Published in Flagpole Magazine, p. 6 (February 14, 1996).

Author: Donald E. Wilkes, Jr., Professor of Law, University of Georgia School of Law.

How many burly Athens cops does it take to subdue a medium-sized, unarmed, naked, mentally disturbed person? The answer is one, provided the policeman fires six bullets from a .40 caliber semiautomatic handgun, striking the person at least three times and killing him.

Furthermore, if the 6 foot 2 inch, 220 pound, armed officer, proficient in the martial arts, claims the 5 foot 8 inch, 155 pound victim was endangering the officer's life, then the slaying is, according to the local district attorney, justifiable homicide.

I have observed the lackadaisical, grudging, slow-motion, uninspired, initiativeless police investigation of the death of Edward Wright, and I have read the DA's report exonerating Sean Potter, who shot Wright.
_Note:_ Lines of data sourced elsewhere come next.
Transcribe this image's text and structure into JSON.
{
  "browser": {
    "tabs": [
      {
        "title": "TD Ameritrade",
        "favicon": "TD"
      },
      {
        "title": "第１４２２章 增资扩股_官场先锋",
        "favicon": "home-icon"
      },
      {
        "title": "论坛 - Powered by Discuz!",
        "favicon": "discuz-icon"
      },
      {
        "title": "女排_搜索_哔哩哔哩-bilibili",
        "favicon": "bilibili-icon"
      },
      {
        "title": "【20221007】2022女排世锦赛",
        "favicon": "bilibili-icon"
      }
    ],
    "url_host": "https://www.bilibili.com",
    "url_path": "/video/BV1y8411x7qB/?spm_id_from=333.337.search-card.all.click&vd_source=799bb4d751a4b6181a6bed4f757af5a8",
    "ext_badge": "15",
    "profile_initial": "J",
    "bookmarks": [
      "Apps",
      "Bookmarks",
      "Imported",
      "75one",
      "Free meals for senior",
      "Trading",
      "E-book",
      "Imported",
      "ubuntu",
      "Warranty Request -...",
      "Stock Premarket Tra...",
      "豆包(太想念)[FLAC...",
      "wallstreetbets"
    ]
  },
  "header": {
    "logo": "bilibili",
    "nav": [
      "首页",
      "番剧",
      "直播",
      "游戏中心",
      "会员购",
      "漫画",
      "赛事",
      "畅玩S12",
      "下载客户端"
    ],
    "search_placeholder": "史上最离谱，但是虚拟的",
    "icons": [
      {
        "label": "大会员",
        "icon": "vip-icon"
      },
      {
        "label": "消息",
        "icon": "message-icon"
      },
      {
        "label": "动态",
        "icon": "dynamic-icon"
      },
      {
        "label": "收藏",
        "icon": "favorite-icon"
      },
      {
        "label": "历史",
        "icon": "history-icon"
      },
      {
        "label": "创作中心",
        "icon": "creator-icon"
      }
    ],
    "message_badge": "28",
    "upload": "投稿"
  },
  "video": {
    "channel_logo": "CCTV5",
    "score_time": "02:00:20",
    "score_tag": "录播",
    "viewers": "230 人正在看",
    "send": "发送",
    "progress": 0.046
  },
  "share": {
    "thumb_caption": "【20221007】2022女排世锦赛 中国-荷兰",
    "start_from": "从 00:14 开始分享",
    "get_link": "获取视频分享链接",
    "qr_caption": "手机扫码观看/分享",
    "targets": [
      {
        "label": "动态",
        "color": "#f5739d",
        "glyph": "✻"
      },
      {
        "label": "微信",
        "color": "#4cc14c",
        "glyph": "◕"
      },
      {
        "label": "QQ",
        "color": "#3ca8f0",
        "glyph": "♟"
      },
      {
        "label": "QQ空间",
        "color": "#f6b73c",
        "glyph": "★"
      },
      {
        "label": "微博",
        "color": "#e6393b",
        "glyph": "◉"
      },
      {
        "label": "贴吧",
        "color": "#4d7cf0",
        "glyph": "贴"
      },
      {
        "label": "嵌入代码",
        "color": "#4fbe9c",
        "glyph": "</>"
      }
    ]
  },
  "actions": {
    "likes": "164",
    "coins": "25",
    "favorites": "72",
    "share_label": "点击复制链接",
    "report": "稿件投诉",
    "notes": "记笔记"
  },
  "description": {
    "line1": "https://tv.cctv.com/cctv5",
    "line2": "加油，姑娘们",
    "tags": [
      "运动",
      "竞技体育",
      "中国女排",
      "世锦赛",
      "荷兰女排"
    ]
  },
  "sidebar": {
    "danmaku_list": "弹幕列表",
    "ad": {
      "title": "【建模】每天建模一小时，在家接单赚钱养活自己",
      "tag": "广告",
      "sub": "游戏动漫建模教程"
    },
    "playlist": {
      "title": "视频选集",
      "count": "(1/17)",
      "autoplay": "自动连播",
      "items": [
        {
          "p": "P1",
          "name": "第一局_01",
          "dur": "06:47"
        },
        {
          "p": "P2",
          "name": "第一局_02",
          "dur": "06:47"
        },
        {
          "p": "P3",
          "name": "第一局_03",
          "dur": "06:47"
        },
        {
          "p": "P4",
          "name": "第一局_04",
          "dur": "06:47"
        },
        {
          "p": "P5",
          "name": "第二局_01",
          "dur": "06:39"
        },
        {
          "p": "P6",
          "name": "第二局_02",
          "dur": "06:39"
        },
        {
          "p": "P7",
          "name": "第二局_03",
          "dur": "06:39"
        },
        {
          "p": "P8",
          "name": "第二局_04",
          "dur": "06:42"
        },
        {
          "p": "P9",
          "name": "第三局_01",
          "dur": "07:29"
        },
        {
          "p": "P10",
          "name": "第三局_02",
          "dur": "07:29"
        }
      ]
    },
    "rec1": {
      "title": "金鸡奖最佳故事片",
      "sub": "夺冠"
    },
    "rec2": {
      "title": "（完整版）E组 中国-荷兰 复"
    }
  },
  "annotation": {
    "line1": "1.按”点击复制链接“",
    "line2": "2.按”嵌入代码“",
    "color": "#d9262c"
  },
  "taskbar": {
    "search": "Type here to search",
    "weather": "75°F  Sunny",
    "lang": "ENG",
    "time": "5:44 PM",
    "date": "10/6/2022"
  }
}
Now I must regretfully inform the public that both the police investigation and the DA's report amount to a whitewash confirming the predictions of those who maintained from the beginning that police and prosecutors investigating the case were closing ranks in support of the officer and behaving defensively rather than proactively.

That the officer who gunned down Wright was being treated with kid gloves from the beginning is evident from the fact that he was not immediately arrested, as any ordinary citizen who killed under such suspicious circumstances would have been. All it takes to arrest on a felony charge is probable cause to believe that the person to be arrested has committed a felony. The concept of probable cause has been watered down by the conservative U. S. Supreme Court; whether there is enough proof to convict, or whether the arrestee may have a good defense, is irrelevant in making a probable cause arrest; and people are arrested every day on the basis of evidence of possible wrongdoing no stronger than the evidence that existed at the time Wright lay bleeding to death. The officer had fired numerous shots at and killed an unarmed, nude person. Why was he not arrested on the spot?

Why did the CCPD apparently not require the officer to file a written report with the department? If such a report was prepared, why has it not been disclosed? And why did police wait over 3 months to release to the public the statement the officer made to the GBI?

The DA's report is a masterpiece of half-truths and bad law. It is written in a tone hostile to Wright, who cannot give his side of the story. It reads more like a brief written by the officer's highpriced lawyer than a dispassionate inquiry undertaken by a zealous and thorough prosecutor. It is a classic case of blaming the victim.

The report blindly accepts the officer's account, repeatedly slants the facts in the officer's favor, and ignores facts that might work against the officer. It asserts, for example, that "forensic investigation of the scene of this incident confirms [the officer's] account in several respects." The report says nothing about to what extent, if any, the officer's account is not confirmed by the facts, or is contrary to the facts, or is not credible. The report does not tell us how far away the victim was when the officer blasted away. And was or was not the victim's finger injury what prosecutors love to call a "defensive wound"?

The report also states that "[a]t the time [the officer] fired his pistol it was obvious that Edward Wright posed an immediate threat to [the] officer ..." In making this statement the report fails to acknowledge that this "fact," while arguable, is hardly obvious. The report does not think it "obvious" that the shooting might have been an overreaction, that the officer might have been acting unreasonably, or that the officer might have been at fault to a significant degree.

To avoid preposterousness, the report does not claim that the Wright killing was a justifiable act of self-defense. Instead the report maintains the death was justifiable because the officer was attempting to arrest Wright for the felony of resisting an officer with violence.

But it is not the law that police may automatically shoot dead anyone who resists them with violence. They may use deadly force in self-defense, or to arrest for a violent crime, only when they have probable cause to believe the felon poses a threat of death or serious bodily harm. The basic principle is that deadly force may never be lawfully used in response to nondeadly force. What deadly force was the victim using?

The report fails to address this central question: Was there probable cause to believe that the officer committed a crime? Grand juries may and do indict people on the basis of probable cause only. This case should be referred to a grand jury; this matter should not be concluded by a police investigation worthy of Inspector Gadget or by a DA report that manifests so little sympathy for victims of police violence and so much commitment to the divine rights of cops.

Ironically, the report suggests we hire more cops. This is typical prosecutorial doublethink; a slaying of a citizen by a policeman is used as the basis for proposing to expand the number of police. Who says prosecutors and police don't scratch each other backs?

One part of the DA's report deserving of credit is where the killing of Edward Wright is called a tragedy. The word tragedy comes from ancient Greek plays with a fatal conclusion, often depicting characters with sobriquets reflecting their true nature or function. If the death of Edward Wright is in the Greek tragic tradition, does not the person who killed him deserve the appellation Six-Shot Sean, Slayer of a Naked Person?